Low-dissolved oxygen is a major cause of fish kills like the ones that happened in Pontchartrain after the Bonnet Carre was opened in 2008.
Like last year’s BP-Deepwater Horizon oil disaster, Pausina said the LDWF’s major concern is with oysters. He added that finfish, shrimp and crabs have the ability to move and, most often, will move to more desirable environs.
“Oysters can’t move and once the water gets below five parts per thousand (saltwater), the oysters close up and won’t open,” Pausina explained, adding that oysters must open their shells to feed.
“Depending on water temperature, the cooler the water the longer the oysters live, but if the conditions don’t get right, the oysters have between 5-10 days before the oysters will die,” he said.
Now that Bonnet Carre and Morganza are closed, is the threat to marine fishes past?
Pausina said no.
“What we need is a front to come through after the spillways are closed.
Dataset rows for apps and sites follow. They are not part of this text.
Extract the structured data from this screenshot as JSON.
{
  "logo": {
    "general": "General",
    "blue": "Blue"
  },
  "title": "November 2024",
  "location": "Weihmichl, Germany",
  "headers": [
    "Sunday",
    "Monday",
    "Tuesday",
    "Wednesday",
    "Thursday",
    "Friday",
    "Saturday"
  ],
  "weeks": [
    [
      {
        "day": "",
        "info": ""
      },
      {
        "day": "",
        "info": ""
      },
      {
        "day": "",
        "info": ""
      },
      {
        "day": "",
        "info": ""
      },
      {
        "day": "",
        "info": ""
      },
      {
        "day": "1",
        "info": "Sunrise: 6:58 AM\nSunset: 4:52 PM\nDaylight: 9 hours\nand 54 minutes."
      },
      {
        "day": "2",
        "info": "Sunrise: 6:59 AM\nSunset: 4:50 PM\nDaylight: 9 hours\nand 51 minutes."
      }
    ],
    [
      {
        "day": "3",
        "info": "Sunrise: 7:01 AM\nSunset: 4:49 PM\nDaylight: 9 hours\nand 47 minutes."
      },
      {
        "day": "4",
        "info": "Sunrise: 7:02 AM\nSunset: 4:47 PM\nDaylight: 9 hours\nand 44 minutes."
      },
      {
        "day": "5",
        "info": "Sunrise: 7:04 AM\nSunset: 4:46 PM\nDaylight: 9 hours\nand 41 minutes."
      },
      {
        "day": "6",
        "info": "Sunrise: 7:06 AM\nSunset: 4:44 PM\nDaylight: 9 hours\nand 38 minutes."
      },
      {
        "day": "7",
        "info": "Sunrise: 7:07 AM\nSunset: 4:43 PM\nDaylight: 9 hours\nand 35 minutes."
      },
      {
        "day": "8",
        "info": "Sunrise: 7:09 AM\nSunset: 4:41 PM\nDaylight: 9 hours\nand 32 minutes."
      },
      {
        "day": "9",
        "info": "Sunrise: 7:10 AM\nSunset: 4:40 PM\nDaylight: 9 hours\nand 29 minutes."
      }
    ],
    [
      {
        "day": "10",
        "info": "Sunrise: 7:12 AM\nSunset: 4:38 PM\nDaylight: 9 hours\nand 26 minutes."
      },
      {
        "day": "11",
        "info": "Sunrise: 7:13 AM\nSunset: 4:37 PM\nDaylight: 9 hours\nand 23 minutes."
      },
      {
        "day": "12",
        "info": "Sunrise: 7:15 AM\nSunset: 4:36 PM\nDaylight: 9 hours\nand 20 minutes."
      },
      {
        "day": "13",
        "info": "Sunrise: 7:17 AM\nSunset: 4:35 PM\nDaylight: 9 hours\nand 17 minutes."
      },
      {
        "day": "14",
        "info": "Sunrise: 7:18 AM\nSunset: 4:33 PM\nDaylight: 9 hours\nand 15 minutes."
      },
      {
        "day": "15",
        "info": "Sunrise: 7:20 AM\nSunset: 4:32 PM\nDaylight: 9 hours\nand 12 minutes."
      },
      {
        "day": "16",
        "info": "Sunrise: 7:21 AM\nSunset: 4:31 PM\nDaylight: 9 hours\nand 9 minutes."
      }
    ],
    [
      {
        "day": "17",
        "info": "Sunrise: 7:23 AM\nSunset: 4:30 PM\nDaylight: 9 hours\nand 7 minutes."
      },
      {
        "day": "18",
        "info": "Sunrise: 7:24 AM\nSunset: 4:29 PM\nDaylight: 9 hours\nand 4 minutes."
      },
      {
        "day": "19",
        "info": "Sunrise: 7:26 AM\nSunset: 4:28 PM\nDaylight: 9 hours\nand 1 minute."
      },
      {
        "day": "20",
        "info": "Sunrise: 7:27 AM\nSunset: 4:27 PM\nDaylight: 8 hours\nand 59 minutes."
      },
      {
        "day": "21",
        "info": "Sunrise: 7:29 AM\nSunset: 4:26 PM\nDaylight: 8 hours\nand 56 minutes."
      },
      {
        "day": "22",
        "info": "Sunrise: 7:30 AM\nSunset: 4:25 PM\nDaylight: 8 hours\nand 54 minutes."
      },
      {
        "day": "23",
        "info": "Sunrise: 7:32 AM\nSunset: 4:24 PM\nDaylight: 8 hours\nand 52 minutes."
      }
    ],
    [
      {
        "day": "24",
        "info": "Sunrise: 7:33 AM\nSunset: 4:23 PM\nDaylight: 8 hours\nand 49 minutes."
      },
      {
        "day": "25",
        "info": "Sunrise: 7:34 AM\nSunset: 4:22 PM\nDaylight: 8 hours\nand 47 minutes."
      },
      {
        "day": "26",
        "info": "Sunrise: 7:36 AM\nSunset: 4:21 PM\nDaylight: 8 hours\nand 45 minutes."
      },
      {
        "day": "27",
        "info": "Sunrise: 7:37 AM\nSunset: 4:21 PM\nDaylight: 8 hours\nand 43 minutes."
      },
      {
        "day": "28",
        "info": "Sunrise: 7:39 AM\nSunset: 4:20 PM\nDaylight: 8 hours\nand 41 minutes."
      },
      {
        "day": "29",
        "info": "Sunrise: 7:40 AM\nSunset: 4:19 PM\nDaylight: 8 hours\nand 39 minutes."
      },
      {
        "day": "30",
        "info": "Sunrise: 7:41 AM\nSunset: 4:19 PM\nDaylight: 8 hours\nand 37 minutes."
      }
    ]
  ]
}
That helps break up the (freshwater) and pushes it off (into the open water of the Gulf),” Pausina said. “What we’ve seen in the past is that the harm depends on the wind. We hope the animals (fishes) are pushed with the water out to the passes. Remember we had localized (fish) kills in 2008. Generally, they were mullets of pogeys that moved into subdivision canals and got stuck in there and they sucked up all the oxygen.”
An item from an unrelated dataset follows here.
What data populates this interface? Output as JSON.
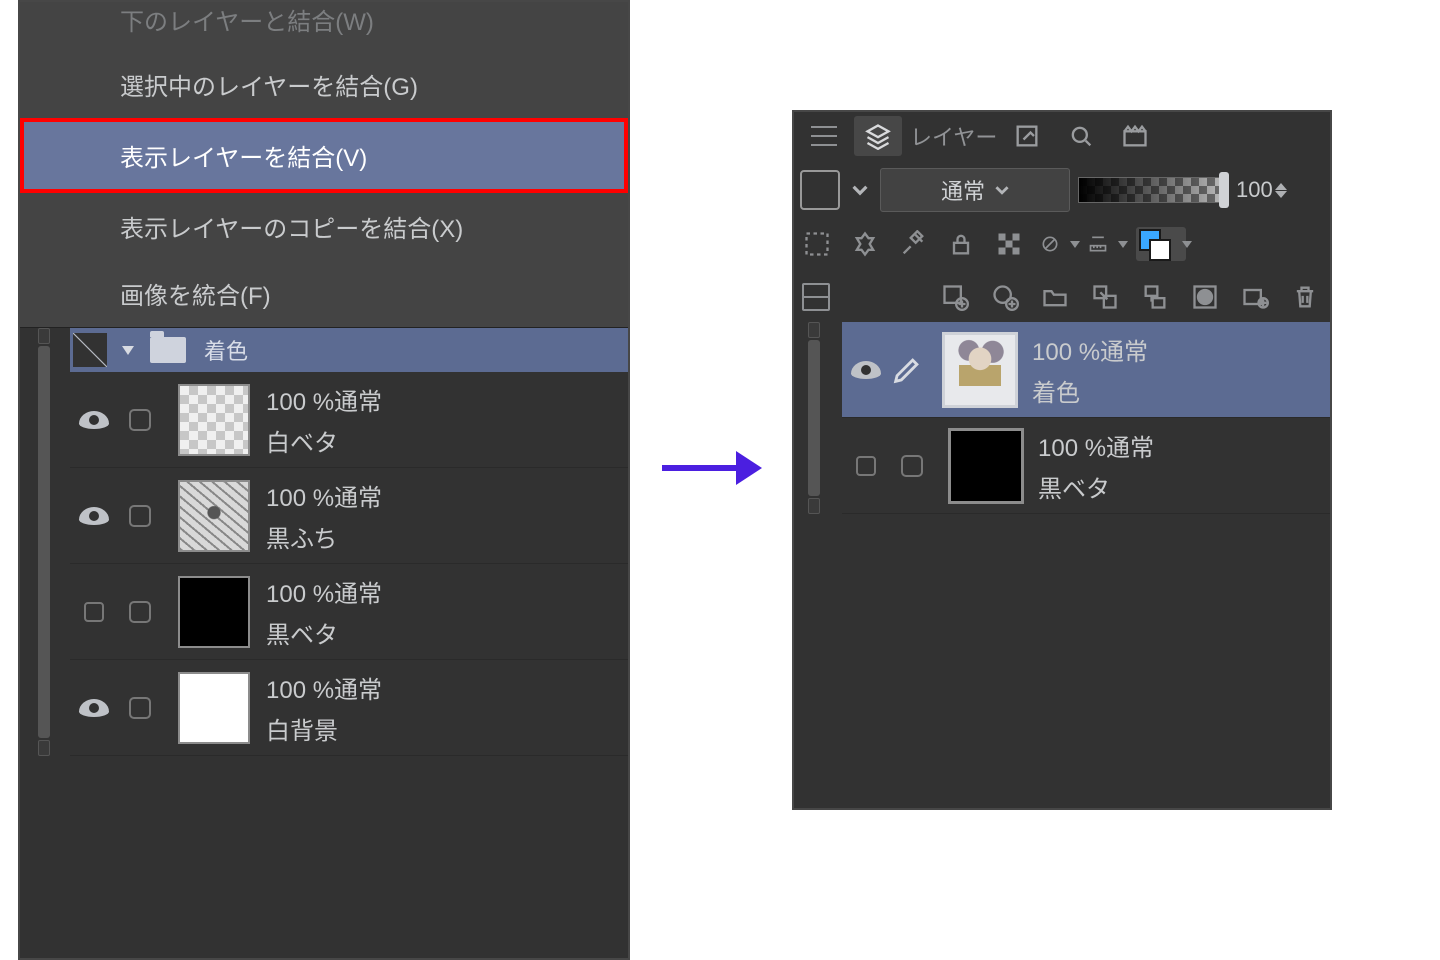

By the end of the month, Pausina said marine biologists will know more about the effects on the shrimp season. That’s because commercial shrimpers are required to post trip tickets that will indicate their total catch during the current spring inshore season.
Pausina said a major effect on speckled trout might not be seen until the next few years. That’s because Pontchartrain’s basin waters are a major spawning area and a strong incoming tide in needed to carry fertilized eggs into the marsh. Too much freshwater throughout the system could reduce that movement.
Golden Meadow-Fourchon Tarpon Rodeo
Admiral: Chris Moran
Where: Moran’s Marina, La. 3090 (off La. 1), Fourchon
When: 7 p.m. Thursday, rodeo welcome party.
Friday, Fishing begins at sunrise. Weighstation scales 10 a.m.-8 p.m.
Saturday, 10 a.m. weighstation scales open; 4 p.m., scales close Children’s Division; 5 p.m., Children’s Division awards; 5 p.m., scales close Scuba/Skin Division; 6 p.m., scales close Hook & Line Division; 6:30 p.m. Scuba awards; 7:30 p.m. Rodeo Awards.
Tickets: $25 adults, $10 children (ticket sales close at 10 a.m. Saturday)
Larose: B&B Hardware
Cut Off: H&R Sports Bar
Golden Meadow: Golden Meadow True Value, T-Pops
Leeville: Gail’s Bait Shop, Griffin’s Station, TYDS
Cheniere: Camardelle’s Bait Shop
Grand Isle: Sand Dollar Marina
(Hook and Line divisions)
BIG GAME DIVISION
Tarpon (over 60 pounds), Shortfin Mako Shark, Yellowfin Tuna, Blue Marlin (Tag & Release only), Wahoo, Dolphin, White Marlin
King Mackerel, Spanish Mackerel, Cobia, Bluefish, Red Snapper, Blackfin Tuna, Mangrove Snapper, Barracuda, Jackfish (Crevalle), Bonita, Grouper, Rainbow Runner
Speckled Trout, Bull Red (over 27 inches), Rat Red (under 27 inches), Flounder, Bass, Gafftopsail Catfish, White Trout, Sheepshead, Drum, Croaker, Bream
First, second, and third places in all categories except Tarpon, Redfish, Speckled Trout & Bass (first through fifth places), plus awards for outstanding fisherman in Big Game, Shoreline and Inside divisions.
TAG & RELEASE DIVISION: Decided by points (500 points, blue marlin; 200 points, white marlin; 250 points yellowfin tuna/limit 2 per day) & tarpon division by tags. Captain’s Award for boat with the most points on leaderboard in Big Game, Shoreline, and Inside Divisions
SCUBA DIVING DIVISION
Grouper, Spadefish, Barracuda, Jack Crevalle, Triggerfish, Cobia, Red Snapper, Miscellaneous (excluding tarpon and billfish), Mangrove Snapper, Sheepshead, King Spearfish & Team awards.
Eligible species are those listed in Inside Division, except no category for Bull Reds.
Outstanding Fisherman and Fisherette trophies.